Exercise brief: Search the records for the word "Envanter" and report each line that has it.

Dataset rows describing interfaces
____
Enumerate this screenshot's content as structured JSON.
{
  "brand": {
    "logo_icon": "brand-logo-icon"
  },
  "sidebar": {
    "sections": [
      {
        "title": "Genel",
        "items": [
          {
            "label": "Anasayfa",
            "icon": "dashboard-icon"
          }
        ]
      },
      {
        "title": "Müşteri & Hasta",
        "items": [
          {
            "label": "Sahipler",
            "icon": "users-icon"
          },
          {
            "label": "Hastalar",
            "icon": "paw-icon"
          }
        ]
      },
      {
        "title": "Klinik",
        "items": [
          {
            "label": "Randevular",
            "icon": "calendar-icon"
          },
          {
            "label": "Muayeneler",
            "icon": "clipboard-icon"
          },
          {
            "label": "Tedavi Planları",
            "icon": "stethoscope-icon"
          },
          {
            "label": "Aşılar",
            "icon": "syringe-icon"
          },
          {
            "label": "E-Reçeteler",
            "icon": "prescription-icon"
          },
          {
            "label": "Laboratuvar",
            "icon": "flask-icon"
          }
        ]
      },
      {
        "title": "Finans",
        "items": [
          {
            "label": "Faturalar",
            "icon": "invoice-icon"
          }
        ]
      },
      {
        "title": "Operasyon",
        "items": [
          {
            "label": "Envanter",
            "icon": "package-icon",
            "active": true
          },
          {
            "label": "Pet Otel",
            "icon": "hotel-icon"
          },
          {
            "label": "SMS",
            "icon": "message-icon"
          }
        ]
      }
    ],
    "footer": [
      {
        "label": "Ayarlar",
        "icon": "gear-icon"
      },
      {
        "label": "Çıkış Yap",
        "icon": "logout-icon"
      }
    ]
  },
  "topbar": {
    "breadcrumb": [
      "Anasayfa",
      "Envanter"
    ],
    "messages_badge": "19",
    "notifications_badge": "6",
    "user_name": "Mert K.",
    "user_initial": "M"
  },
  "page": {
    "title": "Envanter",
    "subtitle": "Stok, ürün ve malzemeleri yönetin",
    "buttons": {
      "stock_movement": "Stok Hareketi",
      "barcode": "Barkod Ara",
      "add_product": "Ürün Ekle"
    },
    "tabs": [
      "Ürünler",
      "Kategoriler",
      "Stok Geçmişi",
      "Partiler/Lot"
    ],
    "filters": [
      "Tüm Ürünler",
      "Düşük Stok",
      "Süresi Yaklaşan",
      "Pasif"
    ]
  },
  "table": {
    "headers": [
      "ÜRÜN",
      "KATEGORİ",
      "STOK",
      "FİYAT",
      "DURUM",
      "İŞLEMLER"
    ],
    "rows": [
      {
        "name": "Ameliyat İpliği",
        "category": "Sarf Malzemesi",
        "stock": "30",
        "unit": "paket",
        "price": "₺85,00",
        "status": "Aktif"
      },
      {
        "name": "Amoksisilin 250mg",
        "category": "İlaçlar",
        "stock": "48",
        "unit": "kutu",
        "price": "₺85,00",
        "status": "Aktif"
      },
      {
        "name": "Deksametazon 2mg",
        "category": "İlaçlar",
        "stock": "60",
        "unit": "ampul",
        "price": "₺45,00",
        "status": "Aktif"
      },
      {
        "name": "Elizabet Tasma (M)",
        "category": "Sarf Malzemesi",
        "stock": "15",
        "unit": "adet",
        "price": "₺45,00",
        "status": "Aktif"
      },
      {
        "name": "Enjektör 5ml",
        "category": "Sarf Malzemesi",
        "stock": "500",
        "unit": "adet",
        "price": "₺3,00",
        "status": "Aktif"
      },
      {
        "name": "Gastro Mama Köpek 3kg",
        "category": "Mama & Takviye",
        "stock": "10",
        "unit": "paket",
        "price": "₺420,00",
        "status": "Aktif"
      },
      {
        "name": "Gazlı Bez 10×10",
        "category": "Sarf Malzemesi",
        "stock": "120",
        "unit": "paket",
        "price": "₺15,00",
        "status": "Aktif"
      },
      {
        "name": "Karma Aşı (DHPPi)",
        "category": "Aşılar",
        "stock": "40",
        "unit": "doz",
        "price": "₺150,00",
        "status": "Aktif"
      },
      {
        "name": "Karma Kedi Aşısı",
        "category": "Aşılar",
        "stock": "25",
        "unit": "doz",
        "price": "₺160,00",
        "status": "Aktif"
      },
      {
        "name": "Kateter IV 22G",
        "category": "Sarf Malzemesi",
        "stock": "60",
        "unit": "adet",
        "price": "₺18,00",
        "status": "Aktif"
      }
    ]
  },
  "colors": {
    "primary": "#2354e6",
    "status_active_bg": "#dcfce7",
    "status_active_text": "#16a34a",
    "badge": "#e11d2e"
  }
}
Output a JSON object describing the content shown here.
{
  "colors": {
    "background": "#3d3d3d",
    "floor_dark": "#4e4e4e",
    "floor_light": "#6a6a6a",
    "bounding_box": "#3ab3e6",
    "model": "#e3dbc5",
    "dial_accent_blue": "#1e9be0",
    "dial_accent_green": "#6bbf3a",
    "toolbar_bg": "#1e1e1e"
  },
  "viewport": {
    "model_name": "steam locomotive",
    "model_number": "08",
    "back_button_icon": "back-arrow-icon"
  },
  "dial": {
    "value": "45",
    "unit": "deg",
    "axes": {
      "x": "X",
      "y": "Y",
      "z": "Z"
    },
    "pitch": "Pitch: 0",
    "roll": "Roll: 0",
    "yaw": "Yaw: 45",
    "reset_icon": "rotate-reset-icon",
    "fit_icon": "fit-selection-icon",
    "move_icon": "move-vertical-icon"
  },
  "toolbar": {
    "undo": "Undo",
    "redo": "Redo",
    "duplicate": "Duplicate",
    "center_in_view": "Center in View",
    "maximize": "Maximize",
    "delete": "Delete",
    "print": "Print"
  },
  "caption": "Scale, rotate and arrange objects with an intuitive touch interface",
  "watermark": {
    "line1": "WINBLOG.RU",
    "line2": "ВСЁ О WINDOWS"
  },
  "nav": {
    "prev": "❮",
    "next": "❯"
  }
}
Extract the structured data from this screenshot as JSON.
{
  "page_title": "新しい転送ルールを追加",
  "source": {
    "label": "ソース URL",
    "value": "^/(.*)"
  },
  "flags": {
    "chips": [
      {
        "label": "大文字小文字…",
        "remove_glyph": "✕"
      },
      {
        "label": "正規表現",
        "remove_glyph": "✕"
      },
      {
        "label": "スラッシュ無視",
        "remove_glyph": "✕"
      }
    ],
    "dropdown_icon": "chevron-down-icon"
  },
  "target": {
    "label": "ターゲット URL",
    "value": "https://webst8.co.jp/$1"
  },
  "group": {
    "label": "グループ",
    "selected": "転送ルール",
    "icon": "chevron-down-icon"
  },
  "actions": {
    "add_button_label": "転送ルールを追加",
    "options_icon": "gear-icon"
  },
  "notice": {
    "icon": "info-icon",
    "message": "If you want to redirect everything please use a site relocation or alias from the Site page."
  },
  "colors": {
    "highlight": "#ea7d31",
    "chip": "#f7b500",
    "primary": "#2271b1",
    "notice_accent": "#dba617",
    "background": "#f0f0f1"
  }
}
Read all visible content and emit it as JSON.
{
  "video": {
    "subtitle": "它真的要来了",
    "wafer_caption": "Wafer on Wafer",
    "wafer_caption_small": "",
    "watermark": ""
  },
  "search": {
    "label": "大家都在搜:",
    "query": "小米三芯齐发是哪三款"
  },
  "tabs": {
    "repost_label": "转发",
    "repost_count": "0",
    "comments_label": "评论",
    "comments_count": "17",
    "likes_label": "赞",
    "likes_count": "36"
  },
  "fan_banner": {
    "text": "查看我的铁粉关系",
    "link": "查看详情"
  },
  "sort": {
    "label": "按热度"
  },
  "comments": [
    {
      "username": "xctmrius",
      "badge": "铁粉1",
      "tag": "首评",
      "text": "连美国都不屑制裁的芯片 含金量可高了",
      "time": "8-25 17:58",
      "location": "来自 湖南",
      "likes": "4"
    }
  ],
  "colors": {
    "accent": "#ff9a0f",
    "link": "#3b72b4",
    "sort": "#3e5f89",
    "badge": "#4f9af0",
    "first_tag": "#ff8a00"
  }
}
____
Answer to this exercise:
            "label": "Envanter",
      "Envanter"
    "title": "Envanter",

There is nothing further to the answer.